## [Directions for this task]
Extract the full listing below without altering a single character.

------ Records shown

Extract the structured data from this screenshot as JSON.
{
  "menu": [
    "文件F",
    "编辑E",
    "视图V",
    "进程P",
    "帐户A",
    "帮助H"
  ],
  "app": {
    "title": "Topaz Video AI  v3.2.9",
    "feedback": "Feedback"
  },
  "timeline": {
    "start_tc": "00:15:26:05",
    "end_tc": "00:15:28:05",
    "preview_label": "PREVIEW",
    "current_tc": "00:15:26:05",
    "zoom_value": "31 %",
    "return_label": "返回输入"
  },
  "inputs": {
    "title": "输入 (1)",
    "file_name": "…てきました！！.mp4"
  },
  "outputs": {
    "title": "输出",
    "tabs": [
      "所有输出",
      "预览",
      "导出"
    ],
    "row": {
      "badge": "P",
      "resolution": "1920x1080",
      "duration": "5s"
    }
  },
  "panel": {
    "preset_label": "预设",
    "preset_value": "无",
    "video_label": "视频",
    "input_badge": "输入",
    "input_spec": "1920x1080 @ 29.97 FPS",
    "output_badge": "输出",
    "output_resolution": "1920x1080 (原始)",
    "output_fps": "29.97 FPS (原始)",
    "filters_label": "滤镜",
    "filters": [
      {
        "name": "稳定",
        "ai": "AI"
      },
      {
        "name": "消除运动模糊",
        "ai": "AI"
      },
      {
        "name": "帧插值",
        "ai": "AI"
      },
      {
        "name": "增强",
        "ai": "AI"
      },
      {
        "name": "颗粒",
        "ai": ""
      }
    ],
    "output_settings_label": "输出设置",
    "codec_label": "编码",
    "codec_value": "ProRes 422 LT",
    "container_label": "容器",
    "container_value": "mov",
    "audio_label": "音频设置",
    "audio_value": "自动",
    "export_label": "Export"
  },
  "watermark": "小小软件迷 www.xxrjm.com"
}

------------

## [Result of this task]
Extract the structured data from this screenshot as JSON.
{
  "menu": [
    "文件F",
    "编辑E",
    "视图V",
    "进程P",
    "帐户A",
    "帮助H"
  ],
  "app": {
    "title": "Topaz Video AI  v3.2.9",
    "feedback": "Feedback"
  },
  "timeline": {
    "start_tc": "00:15:26:05",
    "end_tc": "00:15:28:05",
    "preview_label": "PREVIEW",
    "current_tc": "00:15:26:05",
    "zoom_value": "31 %",
    "return_label": "返回输入"
  },
  "inputs": {
    "title": "输入 (1)",
    "file_name": "…てきました！！.mp4"
  },
  "outputs": {
    "title": "输出",
    "tabs": [
      "所有输出",
      "预览",
      "导出"
    ],
    "row": {
      "badge": "P",
      "resolution": "1920x1080",
      "duration": "5s"
    }
  },
  "panel": {
    "preset_label": "预设",
    "preset_value": "无",
    "video_label": "视频",
    "input_badge": "输入",
    "input_spec": "1920x1080 @ 29.97 FPS",
    "output_badge": "输出",
    "output_resolution": "1920x1080 (原始)",
    "output_fps": "29.97 FPS (原始)",
    "filters_label": "滤镜",
    "filters": [
      {
        "name": "稳定",
        "ai": "AI"
      },
      {
        "name": "消除运动模糊",
        "ai": "AI"
      },
      {
        "name": "帧插值",
        "ai": "AI"
      },
      {
        "name": "增强",
        "ai": "AI"
      },
      {
        "name": "颗粒",
        "ai": ""
      }
    ],
    "output_settings_label": "输出设置",
    "codec_label": "编码",
    "codec_value": "ProRes 422 LT",
    "container_label": "容器",
    "container_value": "mov",
    "audio_label": "音频设置",
    "audio_value": "自动",
    "export_label": "Export"
  },
  "watermark": "小小软件迷 www.xxrjm.com"
}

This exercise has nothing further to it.